Story: Coastal erosion
Page 2 – Rocky coasts
Coasts made of solid rock, or sediment deposits with tightly packed or cemented grains, are known as hard coasts and are relatively resistant to erosion. When hard coasts erode they form cliffs, which is evidence of constant wearing away over thousands of years.
The erosion of rocky coasts is not reversible, and loss is permanent. However, the rate of erosion is less than for sandy shores. Hard coasts erode at a rate predominantly controlled by the strength of the rock; waves play only a minor role.
Some people think that the rise in sea level associated with global warming has caused coastal erosion. But erosion occurs naturally whether sea levels are rising, falling or static. However, if sea levels continue to rise as they have in the last century it is likely that vulnerable coastal areas will continue to erode, possibly at an accelerating rate. And coasts as yet unaffected by erosion may begin to experience it.
The strength of a rocky coast depends mainly on how many breaks there are between the blocks of rock. The spacing between breaks, their angle, length and width, and what material (if any) they are filled with all influence how susceptible cliffs are. Lots of breaks close together result in increased erosion that can form sea caves, arches, and eventually rock pillars known as stacks. The rate and magnitude of erosion is also affected by the strength of intact blocks, the amount of water present within them, and the degree to which they have been weakened by weathering.
The stability of steep slopes, and the climate – particularly rainfall – are factors in erosion. Earthquakes can trigger slope failures.
Some cliffs made of soft sedimentary rocks, such as papa (mudstone) can retreat inland up to 1–2 metres each year, while hard rock erosion rates can be imperceptible over a year. Cliffs of soft sedimentary rock are particularly vulnerable to waves. The cliffs retreat as waves undermine the base, causing rock faces to slip into the sea.

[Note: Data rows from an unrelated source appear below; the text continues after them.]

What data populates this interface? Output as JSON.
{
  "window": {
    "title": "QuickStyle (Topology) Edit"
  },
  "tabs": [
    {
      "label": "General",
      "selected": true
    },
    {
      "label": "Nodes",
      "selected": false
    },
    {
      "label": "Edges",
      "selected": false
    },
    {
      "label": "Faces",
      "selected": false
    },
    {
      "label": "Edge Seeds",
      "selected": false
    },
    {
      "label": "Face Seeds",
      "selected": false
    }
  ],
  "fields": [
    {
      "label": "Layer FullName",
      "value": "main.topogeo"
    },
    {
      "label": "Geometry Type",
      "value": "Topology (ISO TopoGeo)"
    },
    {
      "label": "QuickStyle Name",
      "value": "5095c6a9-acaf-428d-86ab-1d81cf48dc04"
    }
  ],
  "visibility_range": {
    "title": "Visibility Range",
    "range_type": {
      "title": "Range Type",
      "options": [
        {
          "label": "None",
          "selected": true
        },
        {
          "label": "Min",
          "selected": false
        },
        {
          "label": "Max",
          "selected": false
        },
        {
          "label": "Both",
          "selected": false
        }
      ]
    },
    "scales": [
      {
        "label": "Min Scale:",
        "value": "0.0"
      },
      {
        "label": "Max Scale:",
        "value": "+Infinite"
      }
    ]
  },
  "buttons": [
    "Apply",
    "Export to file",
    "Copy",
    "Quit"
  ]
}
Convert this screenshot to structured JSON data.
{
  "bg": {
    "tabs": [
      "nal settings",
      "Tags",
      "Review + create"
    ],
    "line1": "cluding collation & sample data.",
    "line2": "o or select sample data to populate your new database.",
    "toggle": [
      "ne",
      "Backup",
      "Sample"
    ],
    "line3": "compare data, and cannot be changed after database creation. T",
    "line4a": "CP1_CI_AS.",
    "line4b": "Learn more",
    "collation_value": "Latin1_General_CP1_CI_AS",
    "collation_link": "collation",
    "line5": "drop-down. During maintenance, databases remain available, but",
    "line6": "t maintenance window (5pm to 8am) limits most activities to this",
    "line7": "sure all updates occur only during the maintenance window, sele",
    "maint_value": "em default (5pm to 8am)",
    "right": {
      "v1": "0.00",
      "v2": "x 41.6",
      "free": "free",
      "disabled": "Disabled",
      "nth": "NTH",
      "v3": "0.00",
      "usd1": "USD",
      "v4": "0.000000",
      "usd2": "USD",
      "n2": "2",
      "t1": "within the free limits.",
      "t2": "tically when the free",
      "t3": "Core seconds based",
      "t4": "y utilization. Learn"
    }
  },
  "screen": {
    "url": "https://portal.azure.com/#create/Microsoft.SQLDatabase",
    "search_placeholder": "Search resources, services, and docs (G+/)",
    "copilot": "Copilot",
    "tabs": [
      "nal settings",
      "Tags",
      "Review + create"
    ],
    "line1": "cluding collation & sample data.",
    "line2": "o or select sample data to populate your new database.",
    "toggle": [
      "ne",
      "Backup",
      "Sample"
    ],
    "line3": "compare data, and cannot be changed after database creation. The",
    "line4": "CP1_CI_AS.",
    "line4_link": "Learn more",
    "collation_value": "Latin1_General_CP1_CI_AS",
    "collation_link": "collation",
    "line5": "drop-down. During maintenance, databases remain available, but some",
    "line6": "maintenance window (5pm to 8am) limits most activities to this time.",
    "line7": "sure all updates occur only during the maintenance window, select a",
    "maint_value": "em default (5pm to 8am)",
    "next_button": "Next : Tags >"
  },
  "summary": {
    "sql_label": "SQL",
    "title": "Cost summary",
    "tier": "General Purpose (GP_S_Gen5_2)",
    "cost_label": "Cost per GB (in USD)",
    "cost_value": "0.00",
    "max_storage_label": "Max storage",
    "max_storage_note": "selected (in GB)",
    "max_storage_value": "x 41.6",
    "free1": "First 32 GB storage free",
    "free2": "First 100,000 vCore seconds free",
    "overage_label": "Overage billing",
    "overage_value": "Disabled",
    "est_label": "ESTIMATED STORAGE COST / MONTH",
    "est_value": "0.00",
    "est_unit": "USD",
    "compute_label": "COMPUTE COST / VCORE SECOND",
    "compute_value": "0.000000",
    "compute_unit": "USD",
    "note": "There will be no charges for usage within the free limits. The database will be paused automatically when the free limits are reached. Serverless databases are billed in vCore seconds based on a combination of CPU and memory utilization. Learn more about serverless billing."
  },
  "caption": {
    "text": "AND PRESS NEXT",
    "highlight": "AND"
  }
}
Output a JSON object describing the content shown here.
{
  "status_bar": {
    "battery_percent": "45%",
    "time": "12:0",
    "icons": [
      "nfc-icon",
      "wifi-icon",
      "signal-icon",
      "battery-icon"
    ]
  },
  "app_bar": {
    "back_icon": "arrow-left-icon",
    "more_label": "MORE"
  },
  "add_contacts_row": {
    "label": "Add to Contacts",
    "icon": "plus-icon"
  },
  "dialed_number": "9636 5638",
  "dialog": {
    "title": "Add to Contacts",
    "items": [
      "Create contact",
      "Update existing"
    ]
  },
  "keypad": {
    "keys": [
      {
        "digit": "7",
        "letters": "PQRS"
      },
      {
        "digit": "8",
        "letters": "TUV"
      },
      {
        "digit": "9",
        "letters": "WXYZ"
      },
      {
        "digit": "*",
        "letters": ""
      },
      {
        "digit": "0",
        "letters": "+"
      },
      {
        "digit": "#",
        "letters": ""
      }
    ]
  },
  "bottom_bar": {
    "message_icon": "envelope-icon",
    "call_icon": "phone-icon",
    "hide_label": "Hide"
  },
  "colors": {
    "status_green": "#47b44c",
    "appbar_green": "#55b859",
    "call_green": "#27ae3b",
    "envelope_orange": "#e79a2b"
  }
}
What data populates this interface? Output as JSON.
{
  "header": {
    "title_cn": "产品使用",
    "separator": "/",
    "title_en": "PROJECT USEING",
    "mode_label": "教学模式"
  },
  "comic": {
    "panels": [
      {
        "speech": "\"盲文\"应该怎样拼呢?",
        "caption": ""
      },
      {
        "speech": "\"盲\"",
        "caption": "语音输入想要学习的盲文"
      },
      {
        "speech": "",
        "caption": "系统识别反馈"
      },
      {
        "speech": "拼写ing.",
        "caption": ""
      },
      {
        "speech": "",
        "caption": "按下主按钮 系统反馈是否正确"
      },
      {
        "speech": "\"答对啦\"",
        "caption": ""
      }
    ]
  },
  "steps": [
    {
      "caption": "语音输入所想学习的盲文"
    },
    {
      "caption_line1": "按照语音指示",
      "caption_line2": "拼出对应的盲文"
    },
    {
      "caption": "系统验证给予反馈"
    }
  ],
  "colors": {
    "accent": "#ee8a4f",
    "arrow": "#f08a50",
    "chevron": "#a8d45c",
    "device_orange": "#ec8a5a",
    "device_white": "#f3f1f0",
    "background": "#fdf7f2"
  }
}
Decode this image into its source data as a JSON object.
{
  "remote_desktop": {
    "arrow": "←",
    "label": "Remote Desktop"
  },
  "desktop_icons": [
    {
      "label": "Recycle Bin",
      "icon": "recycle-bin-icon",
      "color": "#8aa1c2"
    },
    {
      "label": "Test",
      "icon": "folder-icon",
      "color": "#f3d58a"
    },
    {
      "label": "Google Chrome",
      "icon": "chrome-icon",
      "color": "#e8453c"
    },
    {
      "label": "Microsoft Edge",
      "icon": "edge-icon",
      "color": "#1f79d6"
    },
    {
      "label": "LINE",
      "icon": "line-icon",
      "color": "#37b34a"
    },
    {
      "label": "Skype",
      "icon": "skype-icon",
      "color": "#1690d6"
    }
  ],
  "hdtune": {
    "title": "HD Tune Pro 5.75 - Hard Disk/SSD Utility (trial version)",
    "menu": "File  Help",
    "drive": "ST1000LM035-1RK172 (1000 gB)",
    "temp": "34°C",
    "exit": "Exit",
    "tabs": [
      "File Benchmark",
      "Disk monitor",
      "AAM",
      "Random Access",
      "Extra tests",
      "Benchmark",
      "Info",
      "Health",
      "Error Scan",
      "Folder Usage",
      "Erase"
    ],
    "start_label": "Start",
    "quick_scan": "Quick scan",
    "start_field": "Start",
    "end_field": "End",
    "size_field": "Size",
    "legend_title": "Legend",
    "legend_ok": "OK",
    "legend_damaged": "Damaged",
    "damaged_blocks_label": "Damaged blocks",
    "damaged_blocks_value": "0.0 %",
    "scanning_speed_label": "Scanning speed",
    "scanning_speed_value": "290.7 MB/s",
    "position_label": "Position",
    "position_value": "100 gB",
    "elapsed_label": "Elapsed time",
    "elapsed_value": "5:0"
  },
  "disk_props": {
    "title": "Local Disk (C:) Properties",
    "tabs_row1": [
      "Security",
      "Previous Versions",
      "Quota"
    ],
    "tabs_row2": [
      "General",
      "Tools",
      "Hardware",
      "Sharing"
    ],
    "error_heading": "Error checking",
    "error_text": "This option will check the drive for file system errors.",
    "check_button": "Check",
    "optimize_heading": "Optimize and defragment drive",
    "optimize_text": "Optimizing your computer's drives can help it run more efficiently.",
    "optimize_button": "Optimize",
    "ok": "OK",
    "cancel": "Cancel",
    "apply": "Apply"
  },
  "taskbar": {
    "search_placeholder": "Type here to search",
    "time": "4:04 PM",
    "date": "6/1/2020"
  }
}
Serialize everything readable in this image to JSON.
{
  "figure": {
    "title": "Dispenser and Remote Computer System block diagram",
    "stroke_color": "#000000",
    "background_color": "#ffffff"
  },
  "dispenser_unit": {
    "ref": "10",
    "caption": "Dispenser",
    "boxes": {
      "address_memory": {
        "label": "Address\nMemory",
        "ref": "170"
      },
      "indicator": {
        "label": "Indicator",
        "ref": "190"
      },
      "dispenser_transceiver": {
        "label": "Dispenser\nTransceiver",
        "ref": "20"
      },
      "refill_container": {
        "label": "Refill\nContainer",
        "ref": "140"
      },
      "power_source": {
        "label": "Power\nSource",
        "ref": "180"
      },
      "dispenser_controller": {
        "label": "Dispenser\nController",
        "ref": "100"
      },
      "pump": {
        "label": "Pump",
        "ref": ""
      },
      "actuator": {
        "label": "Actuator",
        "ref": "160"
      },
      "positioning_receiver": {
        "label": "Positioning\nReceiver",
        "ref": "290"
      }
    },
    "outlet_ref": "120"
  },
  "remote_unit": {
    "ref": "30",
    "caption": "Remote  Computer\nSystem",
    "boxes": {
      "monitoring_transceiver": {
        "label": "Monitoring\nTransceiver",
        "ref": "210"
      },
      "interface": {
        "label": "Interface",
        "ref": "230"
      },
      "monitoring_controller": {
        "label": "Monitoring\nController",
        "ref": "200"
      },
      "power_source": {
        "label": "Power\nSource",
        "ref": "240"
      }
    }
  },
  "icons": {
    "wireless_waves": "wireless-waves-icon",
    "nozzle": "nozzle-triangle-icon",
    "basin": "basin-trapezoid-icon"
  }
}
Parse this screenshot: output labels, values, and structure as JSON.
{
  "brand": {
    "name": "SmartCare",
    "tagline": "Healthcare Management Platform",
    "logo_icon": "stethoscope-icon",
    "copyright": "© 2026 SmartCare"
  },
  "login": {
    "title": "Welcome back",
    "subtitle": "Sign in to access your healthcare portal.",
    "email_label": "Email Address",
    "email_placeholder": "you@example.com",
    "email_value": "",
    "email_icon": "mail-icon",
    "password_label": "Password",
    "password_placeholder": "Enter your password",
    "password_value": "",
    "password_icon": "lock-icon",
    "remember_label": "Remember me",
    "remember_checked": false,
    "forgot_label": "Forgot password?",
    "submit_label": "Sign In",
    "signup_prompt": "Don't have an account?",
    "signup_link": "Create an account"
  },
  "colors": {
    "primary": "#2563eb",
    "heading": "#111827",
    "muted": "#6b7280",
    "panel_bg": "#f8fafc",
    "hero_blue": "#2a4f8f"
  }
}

The rate of cliff erosion along most of the New Zealand coast is very slow, and its cliffs have been shaped by processes that occurred before the sea reached its present level, about 7,200 years ago. For example, glaciers carved the fiords of Fiordland, the East Cape’s headland bays are the result of valleys flooding as sea levels rose, and the Marlborough Sounds are a combination of inundated river valleys and land subsidence.